#### What you are asked to do
State how many lines in the listing below include the word "Component". Give nothing but the number.

==============================

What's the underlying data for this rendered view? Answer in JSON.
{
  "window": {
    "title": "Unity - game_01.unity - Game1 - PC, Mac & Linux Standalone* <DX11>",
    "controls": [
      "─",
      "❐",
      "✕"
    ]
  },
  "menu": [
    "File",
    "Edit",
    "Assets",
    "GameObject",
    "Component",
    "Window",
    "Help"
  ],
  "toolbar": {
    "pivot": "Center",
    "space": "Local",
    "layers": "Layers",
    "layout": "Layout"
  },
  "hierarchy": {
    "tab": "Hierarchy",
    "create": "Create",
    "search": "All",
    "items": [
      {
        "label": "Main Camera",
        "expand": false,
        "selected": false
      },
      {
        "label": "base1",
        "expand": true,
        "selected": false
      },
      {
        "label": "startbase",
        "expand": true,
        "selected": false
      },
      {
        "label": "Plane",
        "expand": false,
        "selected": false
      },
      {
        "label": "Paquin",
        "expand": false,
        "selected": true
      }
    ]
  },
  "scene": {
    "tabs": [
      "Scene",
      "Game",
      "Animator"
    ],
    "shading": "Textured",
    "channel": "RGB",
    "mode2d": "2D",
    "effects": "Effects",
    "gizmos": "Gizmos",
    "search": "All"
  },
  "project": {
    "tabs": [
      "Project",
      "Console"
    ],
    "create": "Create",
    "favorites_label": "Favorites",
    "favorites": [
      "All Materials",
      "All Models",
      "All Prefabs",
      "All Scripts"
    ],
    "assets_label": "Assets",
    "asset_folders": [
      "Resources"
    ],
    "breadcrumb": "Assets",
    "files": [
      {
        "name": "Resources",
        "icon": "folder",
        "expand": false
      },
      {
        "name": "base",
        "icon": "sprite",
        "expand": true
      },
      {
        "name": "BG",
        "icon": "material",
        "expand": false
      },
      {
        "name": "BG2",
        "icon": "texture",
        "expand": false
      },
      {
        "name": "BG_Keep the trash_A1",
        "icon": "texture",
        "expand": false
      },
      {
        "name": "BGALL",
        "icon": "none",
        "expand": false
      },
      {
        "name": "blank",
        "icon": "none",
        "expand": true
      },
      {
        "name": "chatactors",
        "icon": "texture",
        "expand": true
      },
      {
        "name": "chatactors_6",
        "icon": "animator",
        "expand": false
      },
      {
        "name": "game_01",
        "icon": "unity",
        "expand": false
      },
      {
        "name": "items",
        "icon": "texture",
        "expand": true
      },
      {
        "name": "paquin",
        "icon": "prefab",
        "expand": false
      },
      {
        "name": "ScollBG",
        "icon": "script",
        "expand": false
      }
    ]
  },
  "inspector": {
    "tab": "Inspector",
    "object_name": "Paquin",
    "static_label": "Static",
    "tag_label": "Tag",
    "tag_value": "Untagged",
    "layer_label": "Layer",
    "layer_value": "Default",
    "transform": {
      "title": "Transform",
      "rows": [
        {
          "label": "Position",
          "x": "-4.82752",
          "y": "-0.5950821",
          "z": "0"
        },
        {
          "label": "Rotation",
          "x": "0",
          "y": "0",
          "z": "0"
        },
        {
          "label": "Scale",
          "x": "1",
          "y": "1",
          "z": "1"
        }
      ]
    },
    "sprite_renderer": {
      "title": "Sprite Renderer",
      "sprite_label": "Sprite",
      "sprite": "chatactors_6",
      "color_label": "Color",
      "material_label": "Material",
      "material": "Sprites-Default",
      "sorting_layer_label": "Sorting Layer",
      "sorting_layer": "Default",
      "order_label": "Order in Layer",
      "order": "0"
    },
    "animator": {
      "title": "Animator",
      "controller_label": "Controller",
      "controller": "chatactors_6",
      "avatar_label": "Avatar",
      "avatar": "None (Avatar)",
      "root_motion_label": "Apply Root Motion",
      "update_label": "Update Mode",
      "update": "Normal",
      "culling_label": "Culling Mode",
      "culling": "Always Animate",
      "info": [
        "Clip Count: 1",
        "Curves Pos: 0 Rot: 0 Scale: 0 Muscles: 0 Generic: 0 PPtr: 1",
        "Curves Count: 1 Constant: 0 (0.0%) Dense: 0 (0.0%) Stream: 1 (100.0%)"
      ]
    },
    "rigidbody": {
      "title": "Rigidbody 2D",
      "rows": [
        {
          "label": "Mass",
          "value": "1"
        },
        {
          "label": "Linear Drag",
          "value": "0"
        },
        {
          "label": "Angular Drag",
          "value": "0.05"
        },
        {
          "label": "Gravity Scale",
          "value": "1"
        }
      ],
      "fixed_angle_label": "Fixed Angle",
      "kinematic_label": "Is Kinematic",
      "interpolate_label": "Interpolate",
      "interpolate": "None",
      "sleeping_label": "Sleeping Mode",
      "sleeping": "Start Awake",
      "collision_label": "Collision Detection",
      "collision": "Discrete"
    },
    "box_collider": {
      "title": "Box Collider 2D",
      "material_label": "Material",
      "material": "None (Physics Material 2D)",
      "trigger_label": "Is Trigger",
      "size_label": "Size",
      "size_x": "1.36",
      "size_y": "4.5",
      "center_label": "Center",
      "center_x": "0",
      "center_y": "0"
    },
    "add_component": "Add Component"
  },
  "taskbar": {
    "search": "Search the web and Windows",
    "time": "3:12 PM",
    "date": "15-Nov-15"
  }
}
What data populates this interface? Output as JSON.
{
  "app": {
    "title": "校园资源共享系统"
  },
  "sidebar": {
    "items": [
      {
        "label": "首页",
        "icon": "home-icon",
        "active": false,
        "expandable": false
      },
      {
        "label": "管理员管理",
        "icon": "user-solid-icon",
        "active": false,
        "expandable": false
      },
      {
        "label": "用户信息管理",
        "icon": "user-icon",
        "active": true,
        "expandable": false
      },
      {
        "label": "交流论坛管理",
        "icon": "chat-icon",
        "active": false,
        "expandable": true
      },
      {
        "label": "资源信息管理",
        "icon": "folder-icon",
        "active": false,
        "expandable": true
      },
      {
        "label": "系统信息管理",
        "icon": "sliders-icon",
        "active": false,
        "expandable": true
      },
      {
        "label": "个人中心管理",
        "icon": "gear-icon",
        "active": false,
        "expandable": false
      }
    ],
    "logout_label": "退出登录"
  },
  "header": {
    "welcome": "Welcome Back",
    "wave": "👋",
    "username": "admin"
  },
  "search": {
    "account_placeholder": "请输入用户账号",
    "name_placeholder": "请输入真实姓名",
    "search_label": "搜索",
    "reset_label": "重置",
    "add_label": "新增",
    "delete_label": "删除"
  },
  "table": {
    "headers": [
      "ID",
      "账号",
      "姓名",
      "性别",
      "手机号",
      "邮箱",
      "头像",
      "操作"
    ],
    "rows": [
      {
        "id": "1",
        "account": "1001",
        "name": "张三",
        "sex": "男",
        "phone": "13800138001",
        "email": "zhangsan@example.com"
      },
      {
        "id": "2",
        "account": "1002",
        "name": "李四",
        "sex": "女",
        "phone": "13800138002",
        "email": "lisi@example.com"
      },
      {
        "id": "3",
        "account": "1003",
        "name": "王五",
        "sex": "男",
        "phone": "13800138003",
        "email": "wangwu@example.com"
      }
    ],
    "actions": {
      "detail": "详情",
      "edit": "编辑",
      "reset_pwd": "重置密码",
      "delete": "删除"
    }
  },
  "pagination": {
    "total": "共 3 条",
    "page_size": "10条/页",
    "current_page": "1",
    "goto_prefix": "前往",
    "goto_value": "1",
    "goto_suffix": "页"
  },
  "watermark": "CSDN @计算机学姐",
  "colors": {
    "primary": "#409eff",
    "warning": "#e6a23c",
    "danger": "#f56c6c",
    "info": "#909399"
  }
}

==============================

#### Result
2